Each line of the listing is to be retyped exactly as given.

*** Source material ***

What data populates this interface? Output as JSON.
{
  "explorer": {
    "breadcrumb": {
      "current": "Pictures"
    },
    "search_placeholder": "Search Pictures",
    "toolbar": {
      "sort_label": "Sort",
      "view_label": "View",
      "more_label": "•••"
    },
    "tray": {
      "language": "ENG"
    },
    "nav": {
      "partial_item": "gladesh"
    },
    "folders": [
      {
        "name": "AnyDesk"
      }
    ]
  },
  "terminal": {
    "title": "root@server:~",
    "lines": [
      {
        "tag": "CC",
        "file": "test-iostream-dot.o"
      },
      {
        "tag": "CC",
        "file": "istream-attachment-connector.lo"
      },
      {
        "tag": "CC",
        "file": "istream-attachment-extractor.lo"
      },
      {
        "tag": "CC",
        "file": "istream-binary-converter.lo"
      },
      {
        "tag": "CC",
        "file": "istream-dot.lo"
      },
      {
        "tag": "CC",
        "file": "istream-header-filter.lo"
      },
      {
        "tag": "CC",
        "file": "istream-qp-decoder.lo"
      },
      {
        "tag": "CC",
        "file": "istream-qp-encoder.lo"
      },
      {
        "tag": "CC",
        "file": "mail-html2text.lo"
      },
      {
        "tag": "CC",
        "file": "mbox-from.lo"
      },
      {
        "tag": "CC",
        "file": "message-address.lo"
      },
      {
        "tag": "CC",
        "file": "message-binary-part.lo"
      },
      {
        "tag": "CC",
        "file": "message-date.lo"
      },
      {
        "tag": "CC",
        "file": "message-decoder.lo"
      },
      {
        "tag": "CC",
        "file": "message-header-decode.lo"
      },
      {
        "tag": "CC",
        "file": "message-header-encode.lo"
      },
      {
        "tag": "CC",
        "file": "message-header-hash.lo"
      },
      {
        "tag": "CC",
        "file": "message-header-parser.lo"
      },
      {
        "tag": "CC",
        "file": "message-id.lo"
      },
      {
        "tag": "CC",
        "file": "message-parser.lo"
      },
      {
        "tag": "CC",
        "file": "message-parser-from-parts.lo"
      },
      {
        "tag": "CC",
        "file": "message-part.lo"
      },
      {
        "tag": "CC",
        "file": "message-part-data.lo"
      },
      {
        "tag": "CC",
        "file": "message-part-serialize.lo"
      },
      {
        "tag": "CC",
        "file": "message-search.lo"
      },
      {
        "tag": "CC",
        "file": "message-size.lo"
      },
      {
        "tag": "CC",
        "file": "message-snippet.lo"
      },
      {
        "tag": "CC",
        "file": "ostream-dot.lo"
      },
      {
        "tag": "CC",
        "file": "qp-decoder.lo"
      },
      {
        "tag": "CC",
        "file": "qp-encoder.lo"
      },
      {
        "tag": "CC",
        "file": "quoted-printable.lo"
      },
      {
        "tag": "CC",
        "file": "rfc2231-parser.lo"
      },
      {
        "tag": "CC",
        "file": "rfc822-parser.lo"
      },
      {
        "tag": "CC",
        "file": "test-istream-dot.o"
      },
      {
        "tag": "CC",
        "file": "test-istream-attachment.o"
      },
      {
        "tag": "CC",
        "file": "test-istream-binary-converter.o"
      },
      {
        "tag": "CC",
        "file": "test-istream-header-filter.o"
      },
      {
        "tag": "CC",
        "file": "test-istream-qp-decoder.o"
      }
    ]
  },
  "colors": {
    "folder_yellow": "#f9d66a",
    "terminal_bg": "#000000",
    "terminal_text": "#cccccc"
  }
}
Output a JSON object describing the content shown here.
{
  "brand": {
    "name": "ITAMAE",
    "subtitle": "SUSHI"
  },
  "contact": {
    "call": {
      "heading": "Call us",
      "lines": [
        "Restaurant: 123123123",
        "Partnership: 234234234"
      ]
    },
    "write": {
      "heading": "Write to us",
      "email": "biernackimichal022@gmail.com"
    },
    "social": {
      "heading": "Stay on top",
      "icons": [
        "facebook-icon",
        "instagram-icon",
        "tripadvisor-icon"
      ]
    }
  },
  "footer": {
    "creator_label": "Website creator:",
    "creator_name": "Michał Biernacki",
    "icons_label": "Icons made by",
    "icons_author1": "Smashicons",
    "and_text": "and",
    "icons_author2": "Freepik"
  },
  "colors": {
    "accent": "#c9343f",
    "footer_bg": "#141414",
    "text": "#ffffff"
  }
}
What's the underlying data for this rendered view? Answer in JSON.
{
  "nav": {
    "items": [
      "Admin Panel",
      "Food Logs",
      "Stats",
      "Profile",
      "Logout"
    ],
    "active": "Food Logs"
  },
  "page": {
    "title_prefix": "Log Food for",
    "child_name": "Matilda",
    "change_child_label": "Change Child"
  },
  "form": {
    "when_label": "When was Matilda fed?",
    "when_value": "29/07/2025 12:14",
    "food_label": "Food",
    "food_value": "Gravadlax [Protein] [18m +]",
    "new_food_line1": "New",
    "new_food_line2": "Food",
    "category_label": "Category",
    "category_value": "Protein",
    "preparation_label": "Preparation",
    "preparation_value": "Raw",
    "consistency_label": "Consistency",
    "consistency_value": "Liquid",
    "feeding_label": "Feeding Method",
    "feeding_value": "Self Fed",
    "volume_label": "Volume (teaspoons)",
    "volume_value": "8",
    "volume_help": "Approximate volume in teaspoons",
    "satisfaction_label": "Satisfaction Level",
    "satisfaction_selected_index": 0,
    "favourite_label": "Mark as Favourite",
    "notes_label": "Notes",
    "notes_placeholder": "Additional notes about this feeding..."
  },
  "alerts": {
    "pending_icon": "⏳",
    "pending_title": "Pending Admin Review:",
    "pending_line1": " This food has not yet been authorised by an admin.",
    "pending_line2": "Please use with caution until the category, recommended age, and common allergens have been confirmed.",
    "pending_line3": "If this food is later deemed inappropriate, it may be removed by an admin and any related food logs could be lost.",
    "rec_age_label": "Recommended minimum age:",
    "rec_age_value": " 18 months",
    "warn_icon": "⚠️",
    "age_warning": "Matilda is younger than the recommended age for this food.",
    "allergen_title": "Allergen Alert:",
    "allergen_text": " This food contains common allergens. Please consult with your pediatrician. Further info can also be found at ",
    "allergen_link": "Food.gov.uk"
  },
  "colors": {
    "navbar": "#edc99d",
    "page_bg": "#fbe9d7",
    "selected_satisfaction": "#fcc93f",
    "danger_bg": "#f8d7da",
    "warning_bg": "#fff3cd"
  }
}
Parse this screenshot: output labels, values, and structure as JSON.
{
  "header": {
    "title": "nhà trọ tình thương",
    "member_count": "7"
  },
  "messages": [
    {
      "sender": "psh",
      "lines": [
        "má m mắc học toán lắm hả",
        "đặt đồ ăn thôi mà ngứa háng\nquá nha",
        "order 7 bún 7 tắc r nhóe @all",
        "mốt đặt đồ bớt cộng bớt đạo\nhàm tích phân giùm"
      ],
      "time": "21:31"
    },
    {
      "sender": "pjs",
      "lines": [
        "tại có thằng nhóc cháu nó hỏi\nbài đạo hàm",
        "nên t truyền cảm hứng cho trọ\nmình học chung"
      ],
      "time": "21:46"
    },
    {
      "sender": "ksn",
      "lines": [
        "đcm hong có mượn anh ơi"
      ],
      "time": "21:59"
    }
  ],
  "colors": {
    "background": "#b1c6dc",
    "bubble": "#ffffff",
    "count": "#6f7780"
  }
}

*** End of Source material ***

• Answer to this exercise:
What data populates this interface? Output as JSON.
{
  "explorer": {
    "breadcrumb": {
      "current": "Pictures"
    },
    "search_placeholder": "Search Pictures",
    "toolbar": {
      "sort_label": "Sort",
      "view_label": "View",
      "more_label": "•••"
    },
    "tray": {
      "language": "ENG"
    },
    "nav": {
      "partial_item": "gladesh"
    },
    "folders": [
      {
        "name": "AnyDesk"
      }
    ]
  },
  "terminal": {
    "title": "root@server:~",
    "lines": [
      {
        "tag": "CC",
        "file": "test-iostream-dot.o"
      },
      {
        "tag": "CC",
        "file": "istream-attachment-connector.lo"
      },
      {
        "tag": "CC",
        "file": "istream-attachment-extractor.lo"
      },
      {
        "tag": "CC",
        "file": "istream-binary-converter.lo"
      },
      {
        "tag": "CC",
        "file": "istream-dot.lo"
      },
      {
        "tag": "CC",
        "file": "istream-header-filter.lo"
      },
      {
        "tag": "CC",
        "file": "istream-qp-decoder.lo"
      },
      {
        "tag": "CC",
        "file": "istream-qp-encoder.lo"
      },
      {
        "tag": "CC",
        "file": "mail-html2text.lo"
      },
      {
        "tag": "CC",
        "file": "mbox-from.lo"
      },
      {
        "tag": "CC",
        "file": "message-address.lo"
      },
      {
        "tag": "CC",
        "file": "message-binary-part.lo"
      },
      {
        "tag": "CC",
        "file": "message-date.lo"
      },
      {
        "tag": "CC",
        "file": "message-decoder.lo"
      },
      {
        "tag": "CC",
        "file": "message-header-decode.lo"
      },
      {
        "tag": "CC",
        "file": "message-header-encode.lo"
      },
      {
        "tag": "CC",
        "file": "message-header-hash.lo"
      },
      {
        "tag": "CC",
        "file": "message-header-parser.lo"
      },
      {
        "tag": "CC",
        "file": "message-id.lo"
      },
      {
        "tag": "CC",
        "file": "message-parser.lo"
      },
      {
        "tag": "CC",
        "file": "message-parser-from-parts.lo"
      },
      {
        "tag": "CC",
        "file": "message-part.lo"
      },
      {
        "tag": "CC",
        "file": "message-part-data.lo"
      },
      {
        "tag": "CC",
        "file": "message-part-serialize.lo"
      },
      {
        "tag": "CC",
        "file": "message-search.lo"
      },
      {
        "tag": "CC",
        "file": "message-size.lo"
      },
      {
        "tag": "CC",
        "file": "message-snippet.lo"
      },
      {
        "tag": "CC",
        "file": "ostream-dot.lo"
      },
      {
        "tag": "CC",
        "file": "qp-decoder.lo"
      },
      {
        "tag": "CC",
        "file": "qp-encoder.lo"
      },
      {
        "tag": "CC",
        "file": "quoted-printable.lo"
      },
      {
        "tag": "CC",
        "file": "rfc2231-parser.lo"
      },
      {
        "tag": "CC",
        "file": "rfc822-parser.lo"
      },
      {
        "tag": "CC",
        "file": "test-istream-dot.o"
      },
      {
        "tag": "CC",
        "file": "test-istream-attachment.o"
      },
      {
        "tag": "CC",
        "file": "test-istream-binary-converter.o"
      },
      {
        "tag": "CC",
        "file": "test-istream-header-filter.o"
      },
      {
        "tag": "CC",
        "file": "test-istream-qp-decoder.o"
      }
    ]
  },
  "colors": {
    "folder_yellow": "#f9d66a",
    "terminal_bg": "#000000",
    "terminal_text": "#cccccc"
  }
}
Output a JSON object describing the content shown here.
{
  "brand": {
    "name": "ITAMAE",
    "subtitle": "SUSHI"
  },
  "contact": {
    "call": {
      "heading": "Call us",
      "lines": [
        "Restaurant: 123123123",
        "Partnership: 234234234"
      ]
    },
    "write": {
      "heading": "Write to us",
      "email": "biernackimichal022@gmail.com"
    },
    "social": {
      "heading": "Stay on top",
      "icons": [
        "facebook-icon",
        "instagram-icon",
        "tripadvisor-icon"
      ]
    }
  },
  "footer": {
    "creator_label": "Website creator:",
    "creator_name": "Michał Biernacki",
    "icons_label": "Icons made by",
    "icons_author1": "Smashicons",
    "and_text": "and",
    "icons_author2": "Freepik"
  },
  "colors": {
    "accent": "#c9343f",
    "footer_bg": "#141414",
    "text": "#ffffff"
  }
}
What's the underlying data for this rendered view? Answer in JSON.
{
  "nav": {
    "items": [
      "Admin Panel",
      "Food Logs",
      "Stats",
      "Profile",
      "Logout"
    ],
    "active": "Food Logs"
  },
  "page": {
    "title_prefix": "Log Food for",
    "child_name": "Matilda",
    "change_child_label": "Change Child"
  },
  "form": {
    "when_label": "When was Matilda fed?",
    "when_value": "29/07/2025 12:14",
    "food_label": "Food",
    "food_value": "Gravadlax [Protein] [18m +]",
    "new_food_line1": "New",
    "new_food_line2": "Food",
    "category_label": "Category",
    "category_value": "Protein",
    "preparation_label": "Preparation",
    "preparation_value": "Raw",
    "consistency_label": "Consistency",
    "consistency_value": "Liquid",
    "feeding_label": "Feeding Method",
    "feeding_value": "Self Fed",
    "volume_label": "Volume (teaspoons)",
    "volume_value": "8",
    "volume_help": "Approximate volume in teaspoons",
    "satisfaction_label": "Satisfaction Level",
    "satisfaction_selected_index": 0,
    "favourite_label": "Mark as Favourite",
    "notes_label": "Notes",
    "notes_placeholder": "Additional notes about this feeding..."
  },
  "alerts": {
    "pending_icon": "⏳",
    "pending_title": "Pending Admin Review:",
    "pending_line1": " This food has not yet been authorised by an admin.",
    "pending_line2": "Please use with caution until the category, recommended age, and common allergens have been confirmed.",
    "pending_line3": "If this food is later deemed inappropriate, it may be removed by an admin and any related food logs could be lost.",
    "rec_age_label": "Recommended minimum age:",
    "rec_age_value": " 18 months",
    "warn_icon": "⚠️",
    "age_warning": "Matilda is younger than the recommended age for this food.",
    "allergen_title": "Allergen Alert:",
    "allergen_text": " This food contains common allergens. Please consult with your pediatrician. Further info can also be found at ",
    "allergen_link": "Food.gov.uk"
  },
  "colors": {
    "navbar": "#edc99d",
    "page_bg": "#fbe9d7",
    "selected_satisfaction": "#fcc93f",
    "danger_bg": "#f8d7da",
    "warning_bg": "#fff3cd"
  }
}
Parse this screenshot: output labels, values, and structure as JSON.
{
  "header": {
    "title": "nhà trọ tình thương",
    "member_count": "7"
  },
  "messages": [
    {
      "sender": "psh",
      "lines": [
        "má m mắc học toán lắm hả",
        "đặt đồ ăn thôi mà ngứa háng\nquá nha",
        "order 7 bún 7 tắc r nhóe @all",
        "mốt đặt đồ bớt cộng bớt đạo\nhàm tích phân giùm"
      ],
      "time": "21:31"
    },
    {
      "sender": "pjs",
      "lines": [
        "tại có thằng nhóc cháu nó hỏi\nbài đạo hàm",
        "nên t truyền cảm hứng cho trọ\nmình học chung"
      ],
      "time": "21:46"
    },
    {
      "sender": "ksn",
      "lines": [
        "đcm hong có mượn anh ơi"
      ],
      "time": "21:59"
    }
  ],
  "colors": {
    "background": "#b1c6dc",
    "bubble": "#ffffff",
    "count": "#6f7780"
  }
}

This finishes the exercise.